**Aim of the task:**
A bare count is the expected answer, namely the number of lines in the records that have the word "onion".

**Records shown:**
╭──

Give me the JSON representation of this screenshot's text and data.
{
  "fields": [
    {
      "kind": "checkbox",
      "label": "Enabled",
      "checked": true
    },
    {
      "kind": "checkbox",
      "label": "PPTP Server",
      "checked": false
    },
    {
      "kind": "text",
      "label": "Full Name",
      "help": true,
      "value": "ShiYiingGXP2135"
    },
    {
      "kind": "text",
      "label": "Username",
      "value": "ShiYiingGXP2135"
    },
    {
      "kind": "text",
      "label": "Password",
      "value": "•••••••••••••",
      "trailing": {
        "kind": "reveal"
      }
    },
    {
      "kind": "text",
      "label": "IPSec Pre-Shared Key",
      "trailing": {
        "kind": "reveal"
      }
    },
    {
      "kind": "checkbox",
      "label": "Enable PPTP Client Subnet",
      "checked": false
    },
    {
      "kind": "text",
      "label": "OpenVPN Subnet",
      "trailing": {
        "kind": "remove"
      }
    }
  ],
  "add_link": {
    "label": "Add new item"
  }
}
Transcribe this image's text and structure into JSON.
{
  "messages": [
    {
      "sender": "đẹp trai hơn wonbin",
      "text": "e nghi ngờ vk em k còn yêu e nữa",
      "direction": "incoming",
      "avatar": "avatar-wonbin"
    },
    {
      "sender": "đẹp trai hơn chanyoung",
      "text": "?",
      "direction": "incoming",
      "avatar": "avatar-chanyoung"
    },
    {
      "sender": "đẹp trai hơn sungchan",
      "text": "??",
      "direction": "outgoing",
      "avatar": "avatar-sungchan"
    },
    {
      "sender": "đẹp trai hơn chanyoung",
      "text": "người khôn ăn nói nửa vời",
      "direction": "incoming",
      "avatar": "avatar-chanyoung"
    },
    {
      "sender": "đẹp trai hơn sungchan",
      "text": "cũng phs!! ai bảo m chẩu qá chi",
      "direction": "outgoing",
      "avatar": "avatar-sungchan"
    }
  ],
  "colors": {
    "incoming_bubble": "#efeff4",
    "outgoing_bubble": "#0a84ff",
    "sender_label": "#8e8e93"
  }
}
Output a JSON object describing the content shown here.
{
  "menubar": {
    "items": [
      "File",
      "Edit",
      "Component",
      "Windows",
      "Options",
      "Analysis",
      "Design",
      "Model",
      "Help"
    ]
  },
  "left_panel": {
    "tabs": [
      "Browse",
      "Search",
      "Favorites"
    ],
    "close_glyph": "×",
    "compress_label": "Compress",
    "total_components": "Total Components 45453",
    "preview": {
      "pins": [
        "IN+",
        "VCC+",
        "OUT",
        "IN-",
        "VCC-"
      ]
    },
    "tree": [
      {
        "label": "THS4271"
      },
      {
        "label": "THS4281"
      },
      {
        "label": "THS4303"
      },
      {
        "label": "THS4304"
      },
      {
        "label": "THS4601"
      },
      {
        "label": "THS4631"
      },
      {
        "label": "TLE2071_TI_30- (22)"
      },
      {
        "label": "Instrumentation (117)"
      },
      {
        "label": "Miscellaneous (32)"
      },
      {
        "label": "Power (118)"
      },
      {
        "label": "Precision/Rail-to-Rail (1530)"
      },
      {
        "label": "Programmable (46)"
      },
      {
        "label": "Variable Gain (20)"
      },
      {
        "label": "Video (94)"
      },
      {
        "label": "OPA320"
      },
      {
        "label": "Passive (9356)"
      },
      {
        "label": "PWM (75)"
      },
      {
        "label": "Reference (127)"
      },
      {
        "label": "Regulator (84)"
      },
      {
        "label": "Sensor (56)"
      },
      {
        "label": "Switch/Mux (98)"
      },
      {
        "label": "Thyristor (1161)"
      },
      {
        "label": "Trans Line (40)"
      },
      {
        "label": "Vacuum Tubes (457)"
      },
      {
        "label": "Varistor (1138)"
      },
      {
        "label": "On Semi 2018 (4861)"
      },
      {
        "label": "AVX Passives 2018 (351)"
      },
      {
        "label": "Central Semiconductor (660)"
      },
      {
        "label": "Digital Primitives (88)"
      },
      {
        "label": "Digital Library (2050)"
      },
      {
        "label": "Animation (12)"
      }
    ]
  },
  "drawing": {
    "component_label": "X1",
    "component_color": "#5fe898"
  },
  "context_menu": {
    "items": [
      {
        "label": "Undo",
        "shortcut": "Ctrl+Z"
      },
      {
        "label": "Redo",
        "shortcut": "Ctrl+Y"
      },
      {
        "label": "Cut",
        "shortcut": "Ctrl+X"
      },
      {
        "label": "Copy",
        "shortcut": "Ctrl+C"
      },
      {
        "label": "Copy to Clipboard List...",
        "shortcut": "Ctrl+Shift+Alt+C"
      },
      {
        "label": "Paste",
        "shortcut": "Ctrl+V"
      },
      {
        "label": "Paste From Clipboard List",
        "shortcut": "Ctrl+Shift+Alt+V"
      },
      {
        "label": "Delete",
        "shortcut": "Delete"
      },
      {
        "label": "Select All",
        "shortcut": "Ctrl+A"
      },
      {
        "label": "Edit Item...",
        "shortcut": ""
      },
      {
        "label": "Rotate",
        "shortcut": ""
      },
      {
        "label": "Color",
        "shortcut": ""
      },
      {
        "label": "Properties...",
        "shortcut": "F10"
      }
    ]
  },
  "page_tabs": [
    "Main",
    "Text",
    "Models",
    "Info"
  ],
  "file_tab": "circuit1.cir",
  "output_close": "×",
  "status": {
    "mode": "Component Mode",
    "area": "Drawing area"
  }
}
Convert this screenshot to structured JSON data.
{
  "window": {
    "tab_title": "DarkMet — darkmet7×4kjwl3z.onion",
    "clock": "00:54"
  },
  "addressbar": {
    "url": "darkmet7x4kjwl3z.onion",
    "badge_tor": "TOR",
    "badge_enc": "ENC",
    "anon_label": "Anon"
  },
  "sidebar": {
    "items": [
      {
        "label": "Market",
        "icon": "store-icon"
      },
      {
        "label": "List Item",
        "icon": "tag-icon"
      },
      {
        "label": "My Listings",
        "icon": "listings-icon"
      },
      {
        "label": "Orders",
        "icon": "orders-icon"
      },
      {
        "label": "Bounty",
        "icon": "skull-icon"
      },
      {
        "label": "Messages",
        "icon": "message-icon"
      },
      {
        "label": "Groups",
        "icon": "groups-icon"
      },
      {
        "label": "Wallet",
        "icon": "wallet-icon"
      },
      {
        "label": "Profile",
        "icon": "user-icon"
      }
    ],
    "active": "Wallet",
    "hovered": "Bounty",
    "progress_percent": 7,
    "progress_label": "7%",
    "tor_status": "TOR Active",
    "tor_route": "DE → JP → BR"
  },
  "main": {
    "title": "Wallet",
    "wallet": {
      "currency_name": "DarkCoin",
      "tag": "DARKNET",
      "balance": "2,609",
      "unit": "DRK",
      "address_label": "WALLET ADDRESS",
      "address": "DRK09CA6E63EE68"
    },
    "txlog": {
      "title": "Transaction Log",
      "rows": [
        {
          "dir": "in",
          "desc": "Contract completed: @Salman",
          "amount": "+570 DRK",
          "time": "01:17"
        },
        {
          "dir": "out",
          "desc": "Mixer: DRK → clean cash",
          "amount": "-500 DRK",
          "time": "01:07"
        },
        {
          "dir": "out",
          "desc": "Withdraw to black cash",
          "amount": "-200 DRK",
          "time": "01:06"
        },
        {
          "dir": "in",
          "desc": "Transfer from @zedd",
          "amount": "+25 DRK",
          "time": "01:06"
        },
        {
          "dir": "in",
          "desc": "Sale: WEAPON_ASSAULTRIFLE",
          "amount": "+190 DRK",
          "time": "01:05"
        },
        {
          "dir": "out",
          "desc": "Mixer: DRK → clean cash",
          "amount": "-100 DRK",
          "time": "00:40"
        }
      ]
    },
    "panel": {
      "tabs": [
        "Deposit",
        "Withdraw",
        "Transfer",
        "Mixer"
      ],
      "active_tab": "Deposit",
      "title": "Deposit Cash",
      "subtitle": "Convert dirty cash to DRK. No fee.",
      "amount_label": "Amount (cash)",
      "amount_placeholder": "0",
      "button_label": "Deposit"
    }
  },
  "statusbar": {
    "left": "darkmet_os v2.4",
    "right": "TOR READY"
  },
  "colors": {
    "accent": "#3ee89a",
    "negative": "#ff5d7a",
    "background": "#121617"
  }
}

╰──

**Exercise result:**
2